DAVAO CITY— After a three-month workshop, foreign and local artists in Davao City showcase their works in an exhibit at the Matina Town Square.
The exhibit entitled, “Painting from the Inner Spirit,” allows the artists to express themselves freely, according to Ega Carreon, the workshop facilitator.
The exhibit shows the paintings of guest artists and first-time painters who attended Carreon’s painting workshop at Via’s cafe from February to May of this year. They included budding artists Cam Arcena, Gerardo Aquino, Meng Avila, Bina Balchand, Eugene Canadilla, Roa Malubay, Aicee Mendoza, Aidal Mohammad, Baerbel Roth, Heike Staff, Letlet Simpol, Erika Sotto, Cora Santos-Tuason, Lorraine Gallegos-Ugsang, Jing Cosio, Marion Descallar, Bai Manginsay and Rafael Manginsay.
“They can paint anything as long as it comes from their hearts,” says Carreon.
Carreon, who is one of Davao’s finest painters and an internationally recognized artist, said the greatest fear of first time painters and even by those who are already painting for a long time is the canvas and what to put there. He said this “fear” should be overcome.
“The artist fears that he or she would commit mistakes on the canvas,” he said. “We should not fear committing mistakes because that is how we learn.”
Once the artist is given the freedom, he or she can easily find subjects for his painting. The subject can start from the painter’s personality or from anything he can see outside his house.
During the workshop, Carreon taught his students the technique called “glazing, ” which is an overlapping of paints “to create a transparent or translucent effect of colors.” Through glazing, he said, one learns about colors.
Carreon has also encouraged his students to use cheap materials because buying expensive ones are not practical.
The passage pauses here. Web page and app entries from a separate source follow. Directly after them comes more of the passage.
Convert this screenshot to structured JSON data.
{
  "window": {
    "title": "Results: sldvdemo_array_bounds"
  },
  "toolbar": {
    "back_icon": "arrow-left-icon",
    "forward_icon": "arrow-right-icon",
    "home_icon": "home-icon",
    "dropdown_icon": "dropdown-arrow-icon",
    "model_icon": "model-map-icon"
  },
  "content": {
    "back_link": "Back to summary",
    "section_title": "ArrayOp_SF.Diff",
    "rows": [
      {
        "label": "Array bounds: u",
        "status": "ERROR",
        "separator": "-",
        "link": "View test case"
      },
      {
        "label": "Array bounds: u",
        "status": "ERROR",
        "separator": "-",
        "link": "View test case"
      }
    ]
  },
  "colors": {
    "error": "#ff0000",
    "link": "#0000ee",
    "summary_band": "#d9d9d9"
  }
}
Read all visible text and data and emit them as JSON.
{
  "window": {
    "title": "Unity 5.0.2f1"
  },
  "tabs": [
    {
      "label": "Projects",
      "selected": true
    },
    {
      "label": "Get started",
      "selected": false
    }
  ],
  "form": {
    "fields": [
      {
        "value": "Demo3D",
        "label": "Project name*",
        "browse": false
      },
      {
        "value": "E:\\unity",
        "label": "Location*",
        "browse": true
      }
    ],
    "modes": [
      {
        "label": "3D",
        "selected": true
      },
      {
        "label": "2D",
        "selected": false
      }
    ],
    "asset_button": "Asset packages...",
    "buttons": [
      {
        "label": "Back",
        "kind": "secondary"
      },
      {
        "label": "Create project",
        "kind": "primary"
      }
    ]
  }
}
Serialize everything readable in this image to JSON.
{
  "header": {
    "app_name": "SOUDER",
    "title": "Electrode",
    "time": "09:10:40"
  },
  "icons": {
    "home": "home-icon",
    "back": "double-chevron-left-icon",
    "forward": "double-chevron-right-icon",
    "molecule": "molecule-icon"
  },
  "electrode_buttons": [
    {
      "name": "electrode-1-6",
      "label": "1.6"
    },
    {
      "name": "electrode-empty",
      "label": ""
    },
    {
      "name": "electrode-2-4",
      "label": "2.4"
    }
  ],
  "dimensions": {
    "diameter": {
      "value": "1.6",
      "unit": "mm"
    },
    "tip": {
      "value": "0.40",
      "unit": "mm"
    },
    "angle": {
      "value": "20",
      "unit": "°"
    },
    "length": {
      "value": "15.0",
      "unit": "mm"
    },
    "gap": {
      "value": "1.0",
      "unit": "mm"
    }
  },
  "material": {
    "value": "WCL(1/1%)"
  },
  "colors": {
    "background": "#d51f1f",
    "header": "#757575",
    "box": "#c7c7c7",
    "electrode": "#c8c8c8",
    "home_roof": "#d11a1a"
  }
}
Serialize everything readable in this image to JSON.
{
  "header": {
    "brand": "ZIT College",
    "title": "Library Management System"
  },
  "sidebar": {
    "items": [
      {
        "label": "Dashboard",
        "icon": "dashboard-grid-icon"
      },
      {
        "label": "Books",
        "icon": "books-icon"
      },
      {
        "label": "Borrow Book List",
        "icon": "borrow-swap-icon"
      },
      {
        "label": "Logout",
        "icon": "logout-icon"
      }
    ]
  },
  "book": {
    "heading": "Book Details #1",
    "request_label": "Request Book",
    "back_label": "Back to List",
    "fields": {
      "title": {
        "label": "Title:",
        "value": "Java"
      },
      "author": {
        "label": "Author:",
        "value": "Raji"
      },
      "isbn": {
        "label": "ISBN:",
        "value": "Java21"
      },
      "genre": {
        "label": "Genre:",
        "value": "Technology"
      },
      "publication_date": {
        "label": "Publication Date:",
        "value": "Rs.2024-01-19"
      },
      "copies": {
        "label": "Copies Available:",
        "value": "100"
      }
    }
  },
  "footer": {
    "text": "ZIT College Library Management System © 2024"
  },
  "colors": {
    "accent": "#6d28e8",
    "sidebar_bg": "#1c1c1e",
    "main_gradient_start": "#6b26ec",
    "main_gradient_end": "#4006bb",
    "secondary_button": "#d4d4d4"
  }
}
“If you are creative, you are resourceful,” he said. Participants in his workshop used Boysen latex paints on their paintings. He also encouraged his students to not just rely on brushes but also use their hands as the medium in painting.
Lorraine Gallegos-Ugsang, one of the workshop participants, said Carreon first asked them their favorite color and told them to begin painting with that particular color.
“Maybe it was a way to start liking what to paint,” she said.
Carreon just let them paint on their own, teaching them afterward how to achieve what they want in their painting.
Ugsang, who is used to sketching cartoons for school papers, said she joined the workshop to learn how to paint. But there, they also learned how to stretch and prime a canvas.
Ugsang’s two paintings entitled “The sun, the moon and the stories in between” and “Silouhette” were at the exhibit.
Bai Manginsay, a guest artist in the workshop and a Fine Arts graduate who has also been painting for 37 years, said Carreon encouraged him to go back to painting as a therapy. Manginsay has stopped painting only last year after he was diagnosed with kidney problems.
“Ega told me I needed a break. He said, ‘Bai, you should paint,'” Manginsay said. Mangunsay recalled that he only happened to pass by the Via’s Cafe during the workshop because of his friend whose sister was one of the participants.
He saw Carreon there and asked him if there was any art school in Davao.
” Sa taas (upstairs),” Carreon told Manginsay pointing to the cafe’s second floor where the workshop was held.
Manginsay said that after a three-hour painting, Carreon would do an acupuncture on his face. As a guest artist, Manginsay also shared his ideas about art whenever the participants asked him. Manginsay said that the workshop also helped him interact with other artists.
“It was refreshing for me because I used to paint alone,” he said.
The exhibit opened on May 27 and will run until June 21. Carreon said he was proud of the participants’ works.
“There is an artist in every one of us who needs to be awakened,” he said. (Grace S. Uddin/davaotoday.com)